The innovative hood design stands out as soon as you put the Vaude Shipton Hooded on. As you can see from the picture, it rises from inside the collar to make the fit really snug around the head and move with you. There are no hood adjusters, so as long as your head fits inside this is a great design. Made from Polartec Power Stretch, this is a great ‘warm but light’ (384g size UK 12) jacket that wicks sweat fast and has excellent freedom of movement for scrambling, some wind resistance from the tightly woven outer and a warm, fluffy inside. The Vaude Shipton Hooded would suit people with longer arms and there is plenty of reach for scramble holds. The thumb holes are slightly large, but the rest of the cut is excellent – slim and sporty – so the lack of a drawcord is not noticeable. The zip is two-way so you can vent from the waist if required, the two side pockets are high enough not to be obscured by a hipbelt, and the small, high chest pocket is a useful extra. The wide loop zip pulls are the best here for use with gloves on. The Vaude Shipton Hooded is also eco-friendly enough to be Bluesign-approved as it’s made from 90 per cent recycled materials and underwent the Vaude low-CO2 ecolour dyeing process.

Weight 384g
Pockets 2 side, 1 chest
Material Polartec Power Stretch
Thumb loops yes
Hood yes
Men’s version yes
Website www.vaude.co.uk

 

Verdict

The Vaude Shipton Hooded is an excellent, eco-friendly, warm jacket that’s stretchy enough for walking, scrambling and mountaineering, and has all the features you need.

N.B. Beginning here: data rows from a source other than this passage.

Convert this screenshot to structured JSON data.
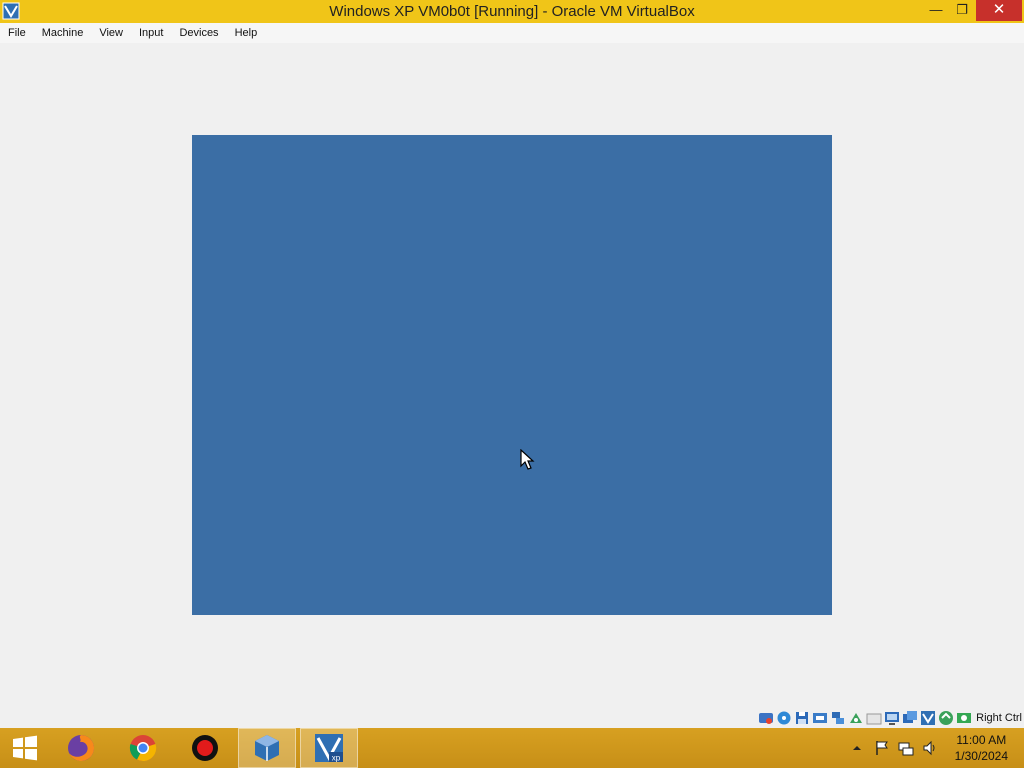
{
  "window": {
    "title": "Windows XP VM0b0t [Running] - Oracle VM VirtualBox",
    "minimize_glyph": "—",
    "restore_glyph": "❐",
    "close_glyph": "✕"
  },
  "menu": {
    "items": [
      "File",
      "Machine",
      "View",
      "Input",
      "Devices",
      "Help"
    ]
  },
  "vm": {
    "screen_color": "#3b6ea5"
  },
  "statusbar": {
    "icons": [
      "hard-disk-icon",
      "optical-drive-icon",
      "floppy-drive-icon",
      "audio-icon",
      "network-icon",
      "usb-icon",
      "shared-folders-icon",
      "display-icon",
      "video-capture-icon",
      "virtualization-icon",
      "mouse-integration-icon",
      "keyboard-icon"
    ],
    "host_key": "Right Ctrl"
  },
  "taskbar": {
    "apps": [
      "firefox-icon",
      "chrome-icon",
      "recorder-icon",
      "virtualbox-icon",
      "windows-xp-vm-icon"
    ],
    "active_app": "windows-xp-vm-icon",
    "clock": {
      "time": "11:00 AM",
      "date": "1/30/2024"
    }
  },
  "colors": {
    "titlebar": "#f0c518",
    "close": "#c7302b",
    "taskbar": "#cf9a1c",
    "vm_screen": "#3b6ea5"
  }
}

Review by Claire Maxted
First published in Trail magazine October 2012


Vaude Cyclone II

A slightly thicker style of top that is great when the weather is a little cooler, the Cyclone II has a thick, fleecy lining that really helps to trap the warmth inside but does add to the weight and bulk of the top. Vaude’s Wind Proof 100 membrane keeps the breeze out and further adds to a toasty feeling. It can be a little too warm in warmer conditions, though. Velcro tabs on the sleeve cuffs and pullcords around the hem help to trap heat further and fine-tune the fit. Although the two hip pockets are a little too low to use when wearing a pack hip belt, they are mesh-backed and can help to dump some heat when you need to.

VITAL STATS
Sizes:
34-46
Fabric: Wind Proof 100
Weight (tested size): 468g
Men’s version: Yes
Contact: 01665 510660; www.vaude.com

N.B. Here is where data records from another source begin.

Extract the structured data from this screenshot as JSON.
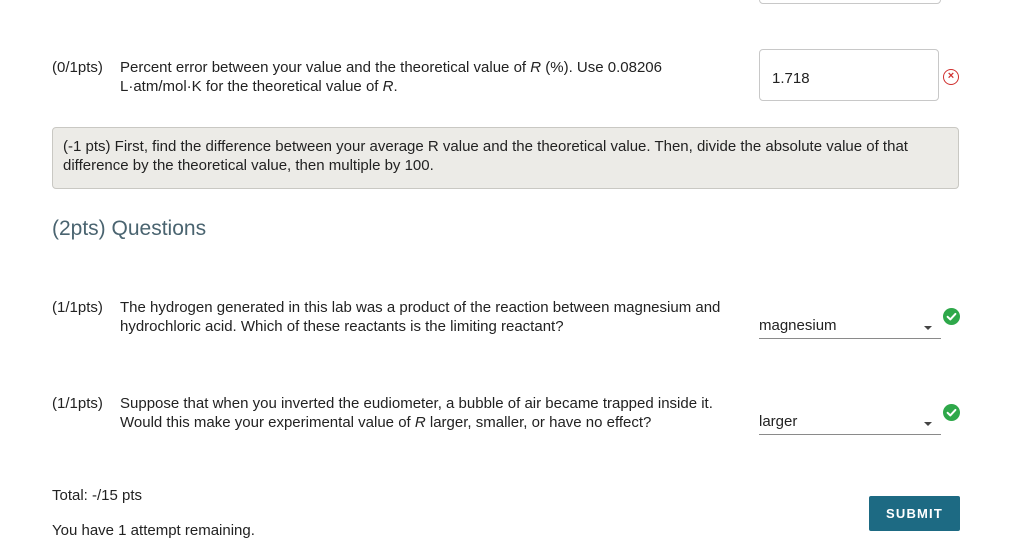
{
  "percent_error_question": {
    "score": "(0/1pts)",
    "text_part1": "Percent error between your value and the theoretical value of ",
    "text_var1": "R",
    "text_part2": " (%). Use 0.08206 L·atm/mol·K for the theoretical value of ",
    "text_var2": "R",
    "text_part3": ".",
    "answer_value": "1.718",
    "status": "incorrect"
  },
  "hint": {
    "text": "(-1 pts) First, find the difference between your average R value and the theoretical value. Then, divide the absolute value of that difference by the theoretical value, then multiple by 100."
  },
  "section": {
    "title": "(2pts) Questions"
  },
  "questions": [
    {
      "score": "(1/1pts)",
      "text": "The hydrogen generated in this lab was a product of the reaction between magnesium and hydrochloric acid. Which of these reactants is the limiting reactant?",
      "selected": "magnesium",
      "status": "correct"
    },
    {
      "score": "(1/1pts)",
      "text_part1": "Suppose that when you inverted the eudiometer, a bubble of air became trapped inside it. Would this make your experimental value of ",
      "text_var": "R",
      "text_part2": " larger, smaller, or have no effect?",
      "selected": "larger",
      "status": "correct"
    }
  ],
  "footer": {
    "total": "Total: -/15 pts",
    "attempts": "You have 1 attempt remaining.",
    "submit_label": "SUBMIT"
  },
  "colors": {
    "accent": "#1d6a83",
    "correct": "#2ea84a",
    "incorrect": "#d0302f",
    "hint_bg": "#ecebe7",
    "section_title": "#4a6470"
  },
  "icons": {
    "incorrect": "x-circle-icon",
    "correct": "check-circle-icon",
    "dropdown": "caret-down-icon"
  }
}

Vaude Samur 2010

The Vaude Samur shirt is made from cocona – a coconut-derived fabric that is odour-resistant. It feels less instantly airy than other tops here but it is comfortable and offers a sun protection factor (SPF ) of 25. It’s a good, functional top that would work well on gentler walks and at the all-you-can eat hotel buffet.

Review by Matt Swaine
First published in Trail magazine April 2010


Vaude Micro Mikeli 2010

Plain, lightweight, great colour, almost shiny and close-fitting: the Vaude Micro Mikeli, a 100 per cent polyester top, feels very comfortable, but it does have a tendency to cling to extra flesh so you need to have the figure to deal with it. It boasts ‘Bluesign’ credentials, which means it’s been made responsibly, and has UPF50+ sun protection.

Review by Clare Savage
First published in Trail magazine April 2010


Vaude Thermo Base LS Shirt 2009

The Vaude Thermo Base LS Shirt base layer weighs 189g (size 46); closer fit; light; excellent wicking; very breathable; antibacterial treatment; Bluesign ecological standards; perspiration zones aid moisture movement; good stretch; really durable. But incredibly expensive; cut shorter than some; only available in white or black (the former is not ideal for summer and the latter shows dirt).

(01165) 510660; www.vaude-uk.com

Verdict: The Vaude Thermo Base LS Shirt is a fine synthetic base layer, but it’s a little too ambitiously priced.

 

Review by Simon Ingram
First published in Trail magazine October 2009


Vaude Kada 2008

This soft shell jacket  has huge chest pockets that can be accessed while wearing a rucksack; pocket across the back for biking; zipped wrist cuffs; front is 100% windproof, back is 80%. But 614g is heavy for what you get; no insulation; chest pockets extend to hem so items get trapped behind belts; weird mix of features.
Verdict
An interesting garment that would be useful when biking or for scrambles and climbing, but doesn’t quite excel at anything

First published in Trail magazine September 2008